The latest attack made use of a cryptoanalysis attack against a similar, but more easily breakable, algorithm known as SHA-0.

While the problems--if confirmed--could lead to SHA-1 being phased out by the government, the effects of the break may not be dire, said Paul Kocher, a cryptographer and president of Cryptography Research.

"This is feasible if you have thousands of computers at your disposal," he said, at his company's booth in the exhibition hall of the RSA security conference in San Francisco. Moreover, the attack is a problem only if an untrustworthy source is generating the data that is being signed.

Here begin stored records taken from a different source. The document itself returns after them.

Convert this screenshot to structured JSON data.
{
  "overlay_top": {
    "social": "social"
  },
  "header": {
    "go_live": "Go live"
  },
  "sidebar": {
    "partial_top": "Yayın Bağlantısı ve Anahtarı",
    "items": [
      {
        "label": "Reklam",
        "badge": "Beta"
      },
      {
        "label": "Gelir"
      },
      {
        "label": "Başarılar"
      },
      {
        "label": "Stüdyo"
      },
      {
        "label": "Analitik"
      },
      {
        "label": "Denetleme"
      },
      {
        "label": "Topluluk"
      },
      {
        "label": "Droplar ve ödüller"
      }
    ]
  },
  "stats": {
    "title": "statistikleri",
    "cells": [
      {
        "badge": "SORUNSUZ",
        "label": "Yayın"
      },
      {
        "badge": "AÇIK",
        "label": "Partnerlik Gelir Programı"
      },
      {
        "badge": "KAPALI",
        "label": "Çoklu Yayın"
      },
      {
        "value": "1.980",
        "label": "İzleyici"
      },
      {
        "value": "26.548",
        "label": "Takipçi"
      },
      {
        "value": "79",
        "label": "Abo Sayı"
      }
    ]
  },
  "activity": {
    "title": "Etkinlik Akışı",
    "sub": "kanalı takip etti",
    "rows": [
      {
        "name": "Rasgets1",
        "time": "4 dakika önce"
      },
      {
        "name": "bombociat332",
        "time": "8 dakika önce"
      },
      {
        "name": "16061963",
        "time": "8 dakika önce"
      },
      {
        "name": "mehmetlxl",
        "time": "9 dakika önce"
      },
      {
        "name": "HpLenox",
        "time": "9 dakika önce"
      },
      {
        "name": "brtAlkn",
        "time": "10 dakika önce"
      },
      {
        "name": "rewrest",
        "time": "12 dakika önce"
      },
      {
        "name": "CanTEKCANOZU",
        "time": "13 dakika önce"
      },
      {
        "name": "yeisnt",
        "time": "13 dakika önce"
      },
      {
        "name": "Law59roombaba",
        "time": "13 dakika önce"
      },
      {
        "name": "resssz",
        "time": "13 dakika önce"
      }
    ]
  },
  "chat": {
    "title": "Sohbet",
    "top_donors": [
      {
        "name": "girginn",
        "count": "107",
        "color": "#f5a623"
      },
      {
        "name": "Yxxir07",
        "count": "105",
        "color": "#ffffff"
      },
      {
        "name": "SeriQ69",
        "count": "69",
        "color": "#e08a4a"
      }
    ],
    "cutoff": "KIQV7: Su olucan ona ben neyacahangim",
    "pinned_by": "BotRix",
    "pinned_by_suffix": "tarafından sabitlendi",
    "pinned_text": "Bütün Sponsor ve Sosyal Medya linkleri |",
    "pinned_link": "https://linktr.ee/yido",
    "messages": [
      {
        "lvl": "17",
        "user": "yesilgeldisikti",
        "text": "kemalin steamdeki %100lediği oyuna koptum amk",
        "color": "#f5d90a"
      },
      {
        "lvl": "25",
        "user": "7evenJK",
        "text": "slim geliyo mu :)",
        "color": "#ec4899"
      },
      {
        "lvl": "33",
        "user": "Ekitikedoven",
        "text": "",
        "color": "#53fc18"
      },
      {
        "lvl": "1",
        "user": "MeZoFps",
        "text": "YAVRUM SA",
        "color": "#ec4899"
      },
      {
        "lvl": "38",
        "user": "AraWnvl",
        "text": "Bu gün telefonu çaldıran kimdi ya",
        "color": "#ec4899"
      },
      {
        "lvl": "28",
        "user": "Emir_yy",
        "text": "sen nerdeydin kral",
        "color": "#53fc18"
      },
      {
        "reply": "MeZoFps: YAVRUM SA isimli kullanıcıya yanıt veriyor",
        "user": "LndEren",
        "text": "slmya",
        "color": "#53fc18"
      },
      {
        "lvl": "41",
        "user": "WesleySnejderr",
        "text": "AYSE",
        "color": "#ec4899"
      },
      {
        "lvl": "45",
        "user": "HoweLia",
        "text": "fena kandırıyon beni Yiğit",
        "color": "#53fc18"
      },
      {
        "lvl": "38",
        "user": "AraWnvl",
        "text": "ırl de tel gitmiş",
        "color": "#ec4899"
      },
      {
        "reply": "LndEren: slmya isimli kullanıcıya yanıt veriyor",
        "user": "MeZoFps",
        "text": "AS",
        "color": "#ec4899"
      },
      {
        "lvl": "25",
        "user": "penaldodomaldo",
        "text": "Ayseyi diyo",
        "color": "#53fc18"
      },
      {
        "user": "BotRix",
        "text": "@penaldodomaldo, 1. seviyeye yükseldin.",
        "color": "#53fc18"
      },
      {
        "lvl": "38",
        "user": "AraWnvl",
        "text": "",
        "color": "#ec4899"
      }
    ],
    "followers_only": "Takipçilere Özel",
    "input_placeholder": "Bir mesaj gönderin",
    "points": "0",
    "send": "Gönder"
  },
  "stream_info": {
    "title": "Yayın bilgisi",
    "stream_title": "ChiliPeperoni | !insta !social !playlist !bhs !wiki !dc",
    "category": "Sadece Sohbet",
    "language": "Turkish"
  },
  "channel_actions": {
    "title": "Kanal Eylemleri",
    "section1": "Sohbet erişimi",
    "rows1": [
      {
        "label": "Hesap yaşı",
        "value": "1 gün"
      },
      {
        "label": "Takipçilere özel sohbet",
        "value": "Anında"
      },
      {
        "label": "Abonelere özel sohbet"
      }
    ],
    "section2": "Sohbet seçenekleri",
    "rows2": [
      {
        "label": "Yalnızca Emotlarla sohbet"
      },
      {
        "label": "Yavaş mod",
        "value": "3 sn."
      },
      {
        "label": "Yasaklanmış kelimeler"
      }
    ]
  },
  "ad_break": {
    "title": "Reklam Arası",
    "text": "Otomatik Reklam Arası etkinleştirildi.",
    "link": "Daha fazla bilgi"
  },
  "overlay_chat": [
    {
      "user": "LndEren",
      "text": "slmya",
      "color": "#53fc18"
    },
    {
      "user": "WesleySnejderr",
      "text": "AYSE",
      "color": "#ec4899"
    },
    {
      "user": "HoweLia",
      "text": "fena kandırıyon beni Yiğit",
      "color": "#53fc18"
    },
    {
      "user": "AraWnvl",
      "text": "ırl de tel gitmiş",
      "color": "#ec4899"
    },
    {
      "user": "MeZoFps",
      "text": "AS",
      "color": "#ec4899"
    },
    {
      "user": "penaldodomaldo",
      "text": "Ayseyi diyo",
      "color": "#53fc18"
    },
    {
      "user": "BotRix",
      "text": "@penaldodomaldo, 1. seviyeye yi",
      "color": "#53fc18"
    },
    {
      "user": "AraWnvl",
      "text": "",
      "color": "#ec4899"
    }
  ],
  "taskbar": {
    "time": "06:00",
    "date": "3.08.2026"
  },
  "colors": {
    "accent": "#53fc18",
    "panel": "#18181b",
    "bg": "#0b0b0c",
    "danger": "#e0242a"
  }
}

That person could have generated two copies of the data: one public version that will be signed, and a forgery, or malicious version, that will be kept secret.

The break of the full SHA-1 algorithm reduces the complexity of producing a "collision"--or matching hash value--by a factor of about 2,000. If a cluster of computers could handle 1 million hash values every second, it would still take about 19 million years to find two different documents whose digital fingerprints match.

That means the situation is serious but not desperate, Counterpane's Schneier said, adding that companies have about a year before attacks become feasible enough to cause concern.

"The industry will produce better solutions really quick," he said, warning the industry and government not to tarry long. "Remember the motto of the (National Security Agency): Attacks only get better; they never get worse."